U.S. News

Voter ID law upheld by Wisconsin Supreme Court

MILWAUKEE (Reuters) - The Wisconsin Supreme Court on Thursday upheld a state law requiring voters to have photo identification to cast a ballot, although the law remains blocked by an earlier ruling by a federal judge that it is unconstitutional.

People stand in line to vote during the U.S. presidential election in Janesville, Wisconsin November 6, 2012. REUTERS/Eric Thayer

The court wrote in its decision that providing a photo identification at the ballot box does not create a substantial burden to the voter, as claimed by the plaintiffs in the case.

“Photo identification is a condition of our times where more and more personal interactions are being modernized to require proof of identity,” the court wrote.

Similar voter identification laws have become a political and racial flashpoint across the United States with Democrats generally opposed and many Republicans backing them.

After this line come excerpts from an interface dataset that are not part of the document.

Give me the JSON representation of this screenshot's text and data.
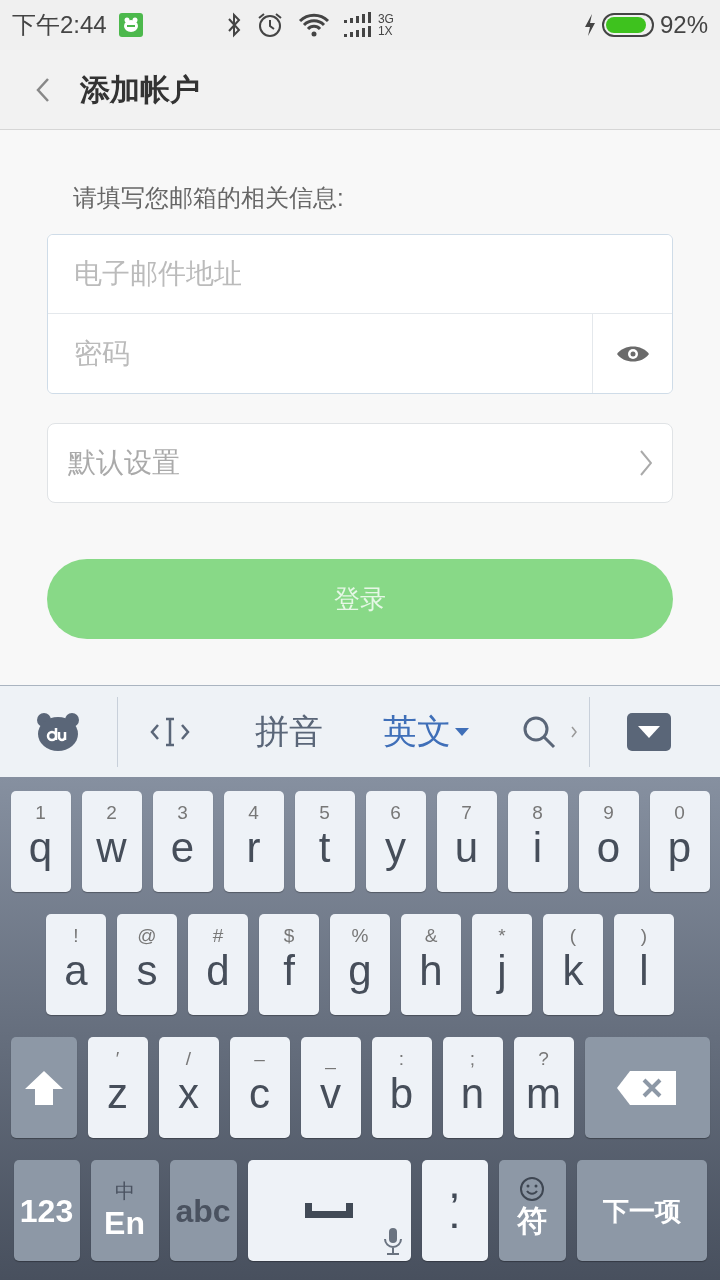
{
  "status_bar": {
    "time": "下午2:44",
    "network": "3G\n1X",
    "battery_percent": "92%"
  },
  "header": {
    "title": "添加帐户"
  },
  "form": {
    "prompt": "请填写您邮箱的相关信息:",
    "email": {
      "placeholder": "电子邮件地址"
    },
    "password": {
      "placeholder": "密码"
    },
    "settings_row": {
      "label": "默认设置"
    },
    "login_button": {
      "label": "登录",
      "disabled": true
    }
  },
  "keyboard_toolbar": {
    "modes": [
      {
        "label": "拼音",
        "selected": false
      },
      {
        "label": "英文",
        "selected": true
      }
    ]
  },
  "keyboard": {
    "row_1": [
      {
        "kind": "letter",
        "main": "q",
        "sub": "1"
      },
      {
        "kind": "letter",
        "main": "w",
        "sub": "2"
      },
      {
        "kind": "letter",
        "main": "e",
        "sub": "3"
      },
      {
        "kind": "letter",
        "main": "r",
        "sub": "4"
      },
      {
        "kind": "letter",
        "main": "t",
        "sub": "5"
      },
      {
        "kind": "letter",
        "main": "y",
        "sub": "6"
      },
      {
        "kind": "letter",
        "main": "u",
        "sub": "7"
      },
      {
        "kind": "letter",
        "main": "i",
        "sub": "8"
      },
      {
        "kind": "letter",
        "main": "o",
        "sub": "9"
      },
      {
        "kind": "letter",
        "main": "p",
        "sub": "0"
      }
    ],
    "row_2": [
      {
        "kind": "letter",
        "main": "a",
        "sub": "!"
      },
      {
        "kind": "letter",
        "main": "s",
        "sub": "@"
      },
      {
        "kind": "letter",
        "main": "d",
        "sub": "#"
      },
      {
        "kind": "letter",
        "main": "f",
        "sub": "$"
      },
      {
        "kind": "letter",
        "main": "g",
        "sub": "%"
      },
      {
        "kind": "letter",
        "main": "h",
        "sub": "&"
      },
      {
        "kind": "letter",
        "main": "j",
        "sub": "*"
      },
      {
        "kind": "letter",
        "main": "k",
        "sub": "("
      },
      {
        "kind": "letter",
        "main": "l",
        "sub": ")"
      }
    ],
    "row_3": [
      {
        "kind": "shift"
      },
      {
        "kind": "letter",
        "main": "z",
        "sub": "′"
      },
      {
        "kind": "letter",
        "main": "x",
        "sub": "/"
      },
      {
        "kind": "letter",
        "main": "c",
        "sub": "–"
      },
      {
        "kind": "letter",
        "main": "v",
        "sub": "_"
      },
      {
        "kind": "letter",
        "main": "b",
        "sub": ":"
      },
      {
        "kind": "letter",
        "main": "n",
        "sub": ";"
      },
      {
        "kind": "letter",
        "main": "m",
        "sub": "?"
      },
      {
        "kind": "backspace"
      }
    ],
    "bottom_row": [
      {
        "kind": "function",
        "main": "123",
        "selected": false
      },
      {
        "kind": "function",
        "sub": "中",
        "main": "En",
        "selected": false
      },
      {
        "kind": "function",
        "main": "abc",
        "selected": true
      },
      {
        "kind": "space"
      },
      {
        "kind": "punct",
        "sub": ",",
        "main": "."
      },
      {
        "kind": "emoji",
        "main": "符"
      },
      {
        "kind": "function",
        "main": "下一项",
        "selected": false
      }
    ]
  }
}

Republicans argue tighter rules are needed to prevent voter fraud. Democrats say voter fraud is rare and that the rules are instead intended to deter poor people, ethnic minorities and college students from voting - groups that are seen as less likely to have identification and more likely to vote Democrat.

“People need to have confidence in our electoral process and to know their vote has been properly counted,” Wisconsin Governor Scott Walker, a Republican, said in a statement.

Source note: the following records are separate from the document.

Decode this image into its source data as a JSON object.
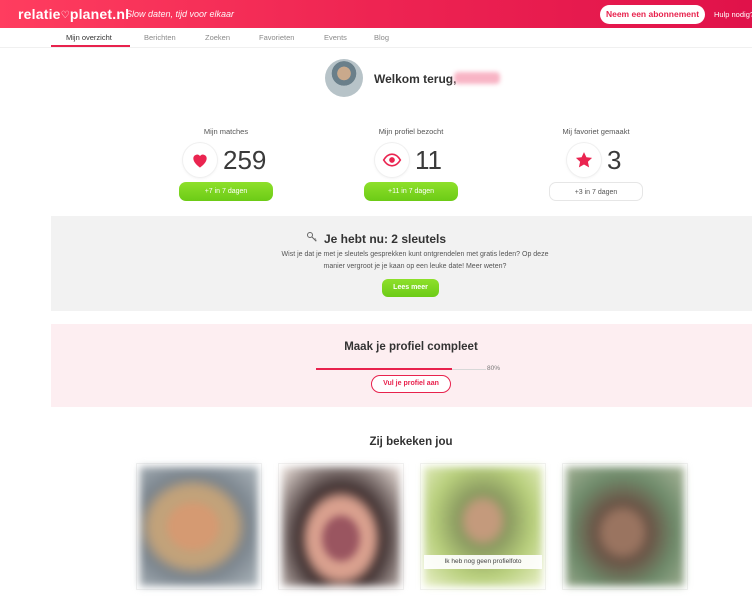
{
  "header": {
    "logo_main": "relatie",
    "logo_end": "planet.nl",
    "tagline": "Slow daten, tijd voor elkaar",
    "subscribe_label": "Neem een abonnement",
    "help_label": "Hulp nodig?"
  },
  "tabs": [
    {
      "label": "Mijn overzicht",
      "active": true
    },
    {
      "label": "Berichten"
    },
    {
      "label": "Zoeken"
    },
    {
      "label": "Favorieten"
    },
    {
      "label": "Events"
    },
    {
      "label": "Blog"
    }
  ],
  "welcome": {
    "text": "Welkom terug,"
  },
  "stats": [
    {
      "label": "Mijn matches",
      "value": "259",
      "pill": "+7 in 7 dagen",
      "icon": "heart-icon"
    },
    {
      "label": "Mijn profiel bezocht",
      "value": "11",
      "pill": "+11 in 7 dagen",
      "icon": "eye-icon"
    },
    {
      "label": "Mij favoriet gemaakt",
      "value": "3",
      "pill": "+3 in 7 dagen",
      "icon": "star-icon"
    }
  ],
  "keys": {
    "title": "Je hebt nu: 2 sleutels",
    "text": "Wist je dat je met je sleutels gesprekken kunt ontgrendelen met gratis leden? Op deze manier vergroot je je kaan op een leuke date! Meer weten?",
    "button": "Lees meer"
  },
  "profile": {
    "title": "Maak je profiel compleet",
    "progress": 0.8,
    "progress_text": "80%",
    "button": "Vul je profiel aan"
  },
  "viewed": {
    "title": "Zij bekeken jou",
    "photos": [
      {
        "caption": ""
      },
      {
        "caption": ""
      },
      {
        "caption": "Ik heb nog geen profielfoto"
      },
      {
        "caption": ""
      }
    ]
  },
  "colors": {
    "brand": "#e8224d",
    "green": "#7ad321",
    "pink_bg": "#fdeef1"
  }
}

The Wisconsin Supreme Court’s decision came in two cases brought by the Milwaukee branch of the National Association for the Advancement of Colored People and the League of Women Voters of Wisconsin Education Network.

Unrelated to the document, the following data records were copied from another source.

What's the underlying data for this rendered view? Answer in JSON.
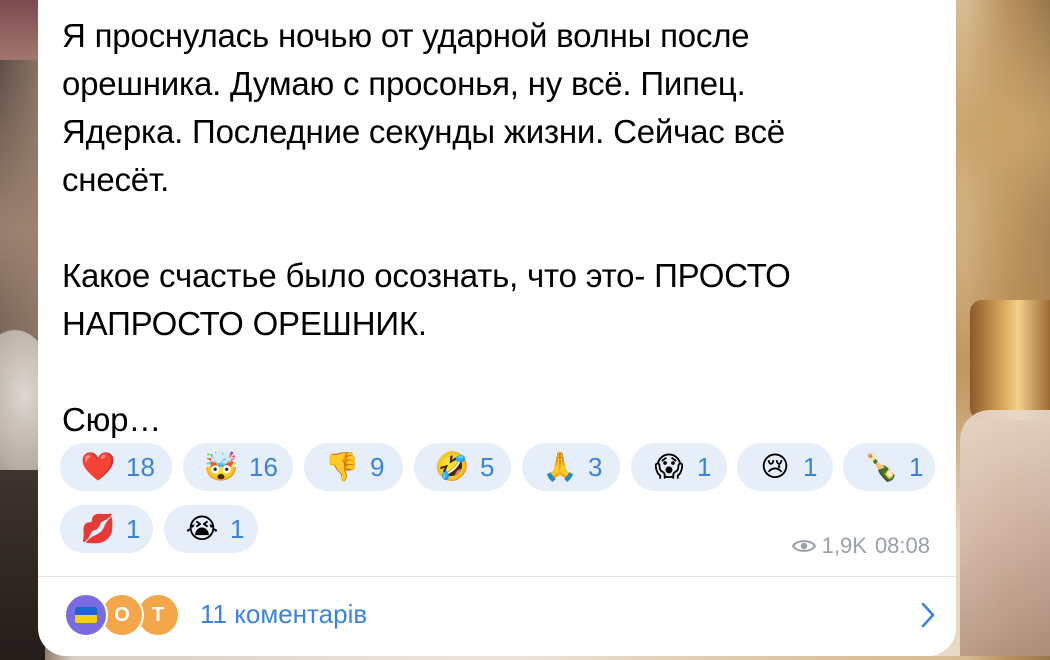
{
  "message": {
    "text": "Я проснулась ночью от ударной волны после\nорешника. Думаю с просонья, ну всё. Пипец.\nЯдерка. Последние секунды жизни. Сейчас всё\nснесёт.\n\nКакое счастье было осознать, что это- ПРОСТО\nНАПРОСТО ОРЕШНИК.\n\nСюр…"
  },
  "reactions": [
    {
      "emoji": "❤️",
      "icon": "red-heart-icon",
      "count": "18"
    },
    {
      "emoji": "🤯",
      "icon": "exploding-head-icon",
      "count": "16"
    },
    {
      "emoji": "👎",
      "icon": "thumbs-down-icon",
      "count": "9"
    },
    {
      "emoji": "🤣",
      "icon": "rolling-laughing-icon",
      "count": "5"
    },
    {
      "emoji": "🙏",
      "icon": "folded-hands-icon",
      "count": "3"
    },
    {
      "emoji": "😱",
      "icon": "screaming-face-icon",
      "count": "1"
    },
    {
      "emoji": "😢",
      "icon": "crying-face-icon",
      "count": "1"
    },
    {
      "emoji": "🍾",
      "icon": "champagne-bottle-icon",
      "count": "1"
    },
    {
      "emoji": "💋",
      "icon": "kiss-mark-icon",
      "count": "1"
    },
    {
      "emoji": "😭",
      "icon": "loudly-crying-face-icon",
      "count": "1"
    }
  ],
  "meta": {
    "views": "1,9K",
    "time": "08:08"
  },
  "comments": {
    "label": "11 коментарів",
    "avatars": [
      {
        "type": "flag",
        "icon": "ukraine-flag-icon"
      },
      {
        "type": "letter",
        "letter": "О"
      },
      {
        "type": "letter",
        "letter": "Т"
      }
    ]
  },
  "colors": {
    "accent": "#3b84d8",
    "reaction_bg": "#e6eefa",
    "meta_text": "#9aa0a6",
    "avatar_orange": "#f4a64a",
    "avatar_purple": "#7b6be0"
  }
}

The 2012 law has not been in effect because a federal judge ruled the measure unconstitutional in April. Judge Lynn Adelman of the United States District Court for Wisconsin’s eastern district said the law clashed with the equal protection clause of the U.S. Constitution.

Wisconsin Attorney General J.B. Van Hollen is appealing Adelman’s ruling.

Wisconsin is one of several states that have been forced to defend changes to voting protocol. Judges in recent months have overturned photo identification laws in Pennsylvania and Arkansas.

Editing by Jonathan Allen and Bill Trott